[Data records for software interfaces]
--- START ---

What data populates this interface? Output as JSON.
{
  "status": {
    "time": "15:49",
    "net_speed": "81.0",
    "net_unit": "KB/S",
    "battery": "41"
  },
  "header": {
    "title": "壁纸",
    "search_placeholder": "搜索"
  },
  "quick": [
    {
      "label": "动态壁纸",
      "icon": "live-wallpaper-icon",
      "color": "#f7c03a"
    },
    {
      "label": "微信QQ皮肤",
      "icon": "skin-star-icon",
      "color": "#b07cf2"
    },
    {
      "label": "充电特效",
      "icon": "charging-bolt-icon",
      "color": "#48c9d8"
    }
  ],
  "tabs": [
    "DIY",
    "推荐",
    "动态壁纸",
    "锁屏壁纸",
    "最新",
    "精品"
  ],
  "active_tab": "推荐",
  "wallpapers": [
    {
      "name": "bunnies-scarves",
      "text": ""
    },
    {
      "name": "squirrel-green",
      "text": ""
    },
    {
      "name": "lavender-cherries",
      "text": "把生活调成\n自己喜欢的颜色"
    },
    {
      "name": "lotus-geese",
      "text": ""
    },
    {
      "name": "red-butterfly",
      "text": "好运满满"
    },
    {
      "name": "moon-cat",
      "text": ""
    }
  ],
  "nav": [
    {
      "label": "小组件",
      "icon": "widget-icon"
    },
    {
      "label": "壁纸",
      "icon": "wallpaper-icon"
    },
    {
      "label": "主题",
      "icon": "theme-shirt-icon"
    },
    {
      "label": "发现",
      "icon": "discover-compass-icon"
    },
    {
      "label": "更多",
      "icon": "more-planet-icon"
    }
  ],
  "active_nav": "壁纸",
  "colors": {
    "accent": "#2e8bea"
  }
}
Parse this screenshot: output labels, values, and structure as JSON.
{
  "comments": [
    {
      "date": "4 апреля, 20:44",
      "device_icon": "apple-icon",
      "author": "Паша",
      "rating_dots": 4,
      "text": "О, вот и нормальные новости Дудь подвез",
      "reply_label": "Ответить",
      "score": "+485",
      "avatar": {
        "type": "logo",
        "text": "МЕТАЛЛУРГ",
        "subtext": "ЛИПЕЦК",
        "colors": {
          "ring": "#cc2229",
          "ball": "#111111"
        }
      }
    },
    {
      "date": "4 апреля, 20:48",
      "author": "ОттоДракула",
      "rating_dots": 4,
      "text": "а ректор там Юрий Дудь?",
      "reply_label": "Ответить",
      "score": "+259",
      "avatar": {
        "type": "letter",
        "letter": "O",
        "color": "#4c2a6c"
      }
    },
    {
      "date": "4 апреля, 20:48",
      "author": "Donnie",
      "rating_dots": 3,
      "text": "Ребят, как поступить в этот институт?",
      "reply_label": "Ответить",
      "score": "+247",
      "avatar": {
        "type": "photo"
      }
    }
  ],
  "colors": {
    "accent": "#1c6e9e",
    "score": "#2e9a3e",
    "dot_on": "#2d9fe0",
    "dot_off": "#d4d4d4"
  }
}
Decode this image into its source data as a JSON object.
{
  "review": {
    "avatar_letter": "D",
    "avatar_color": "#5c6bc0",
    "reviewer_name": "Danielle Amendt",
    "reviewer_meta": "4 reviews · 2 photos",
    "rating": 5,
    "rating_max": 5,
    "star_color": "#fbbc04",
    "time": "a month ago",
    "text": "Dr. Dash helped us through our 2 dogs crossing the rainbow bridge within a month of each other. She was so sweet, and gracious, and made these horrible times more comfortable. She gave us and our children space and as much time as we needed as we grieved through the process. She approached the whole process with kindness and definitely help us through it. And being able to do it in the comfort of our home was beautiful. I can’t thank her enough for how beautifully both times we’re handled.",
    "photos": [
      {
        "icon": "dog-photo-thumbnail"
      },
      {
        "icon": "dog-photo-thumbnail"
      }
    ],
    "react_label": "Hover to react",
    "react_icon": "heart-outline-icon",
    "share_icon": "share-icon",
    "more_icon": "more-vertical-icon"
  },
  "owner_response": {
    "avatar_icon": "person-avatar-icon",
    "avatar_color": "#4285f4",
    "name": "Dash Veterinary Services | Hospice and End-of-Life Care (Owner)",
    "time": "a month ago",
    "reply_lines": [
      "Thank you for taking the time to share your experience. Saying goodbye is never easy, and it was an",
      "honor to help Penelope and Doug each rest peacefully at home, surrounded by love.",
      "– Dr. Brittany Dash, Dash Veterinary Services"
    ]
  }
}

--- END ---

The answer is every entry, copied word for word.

What data populates this interface? Output as JSON.
{
  "status": {
    "time": "15:49",
    "net_speed": "81.0",
    "net_unit": "KB/S",
    "battery": "41"
  },
  "header": {
    "title": "壁纸",
    "search_placeholder": "搜索"
  },
  "quick": [
    {
      "label": "动态壁纸",
      "icon": "live-wallpaper-icon",
      "color": "#f7c03a"
    },
    {
      "label": "微信QQ皮肤",
      "icon": "skin-star-icon",
      "color": "#b07cf2"
    },
    {
      "label": "充电特效",
      "icon": "charging-bolt-icon",
      "color": "#48c9d8"
    }
  ],
  "tabs": [
    "DIY",
    "推荐",
    "动态壁纸",
    "锁屏壁纸",
    "最新",
    "精品"
  ],
  "active_tab": "推荐",
  "wallpapers": [
    {
      "name": "bunnies-scarves",
      "text": ""
    },
    {
      "name": "squirrel-green",
      "text": ""
    },
    {
      "name": "lavender-cherries",
      "text": "把生活调成\n自己喜欢的颜色"
    },
    {
      "name": "lotus-geese",
      "text": ""
    },
    {
      "name": "red-butterfly",
      "text": "好运满满"
    },
    {
      "name": "moon-cat",
      "text": ""
    }
  ],
  "nav": [
    {
      "label": "小组件",
      "icon": "widget-icon"
    },
    {
      "label": "壁纸",
      "icon": "wallpaper-icon"
    },
    {
      "label": "主题",
      "icon": "theme-shirt-icon"
    },
    {
      "label": "发现",
      "icon": "discover-compass-icon"
    },
    {
      "label": "更多",
      "icon": "more-planet-icon"
    }
  ],
  "active_nav": "壁纸",
  "colors": {
    "accent": "#2e8bea"
  }
}
Parse this screenshot: output labels, values, and structure as JSON.
{
  "comments": [
    {
      "date": "4 апреля, 20:44",
      "device_icon": "apple-icon",
      "author": "Паша",
      "rating_dots": 4,
      "text": "О, вот и нормальные новости Дудь подвез",
      "reply_label": "Ответить",
      "score": "+485",
      "avatar": {
        "type": "logo",
        "text": "МЕТАЛЛУРГ",
        "subtext": "ЛИПЕЦК",
        "colors": {
          "ring": "#cc2229",
          "ball": "#111111"
        }
      }
    },
    {
      "date": "4 апреля, 20:48",
      "author": "ОттоДракула",
      "rating_dots": 4,
      "text": "а ректор там Юрий Дудь?",
      "reply_label": "Ответить",
      "score": "+259",
      "avatar": {
        "type": "letter",
        "letter": "O",
        "color": "#4c2a6c"
      }
    },
    {
      "date": "4 апреля, 20:48",
      "author": "Donnie",
      "rating_dots": 3,
      "text": "Ребят, как поступить в этот институт?",
      "reply_label": "Ответить",
      "score": "+247",
      "avatar": {
        "type": "photo"
      }
    }
  ],
  "colors": {
    "accent": "#1c6e9e",
    "score": "#2e9a3e",
    "dot_on": "#2d9fe0",
    "dot_off": "#d4d4d4"
  }
}
Decode this image into its source data as a JSON object.
{
  "review": {
    "avatar_letter": "D",
    "avatar_color": "#5c6bc0",
    "reviewer_name": "Danielle Amendt",
    "reviewer_meta": "4 reviews · 2 photos",
    "rating": 5,
    "rating_max": 5,
    "star_color": "#fbbc04",
    "time": "a month ago",
    "text": "Dr. Dash helped us through our 2 dogs crossing the rainbow bridge within a month of each other. She was so sweet, and gracious, and made these horrible times more comfortable. She gave us and our children space and as much time as we needed as we grieved through the process. She approached the whole process with kindness and definitely help us through it. And being able to do it in the comfort of our home was beautiful. I can’t thank her enough for how beautifully both times we’re handled.",
    "photos": [
      {
        "icon": "dog-photo-thumbnail"
      },
      {
        "icon": "dog-photo-thumbnail"
      }
    ],
    "react_label": "Hover to react",
    "react_icon": "heart-outline-icon",
    "share_icon": "share-icon",
    "more_icon": "more-vertical-icon"
  },
  "owner_response": {
    "avatar_icon": "person-avatar-icon",
    "avatar_color": "#4285f4",
    "name": "Dash Veterinary Services | Hospice and End-of-Life Care (Owner)",
    "time": "a month ago",
    "reply_lines": [
      "Thank you for taking the time to share your experience. Saying goodbye is never easy, and it was an",
      "honor to help Penelope and Doug each rest peacefully at home, surrounded by love.",
      "– Dr. Brittany Dash, Dash Veterinary Services"
    ]
  }
}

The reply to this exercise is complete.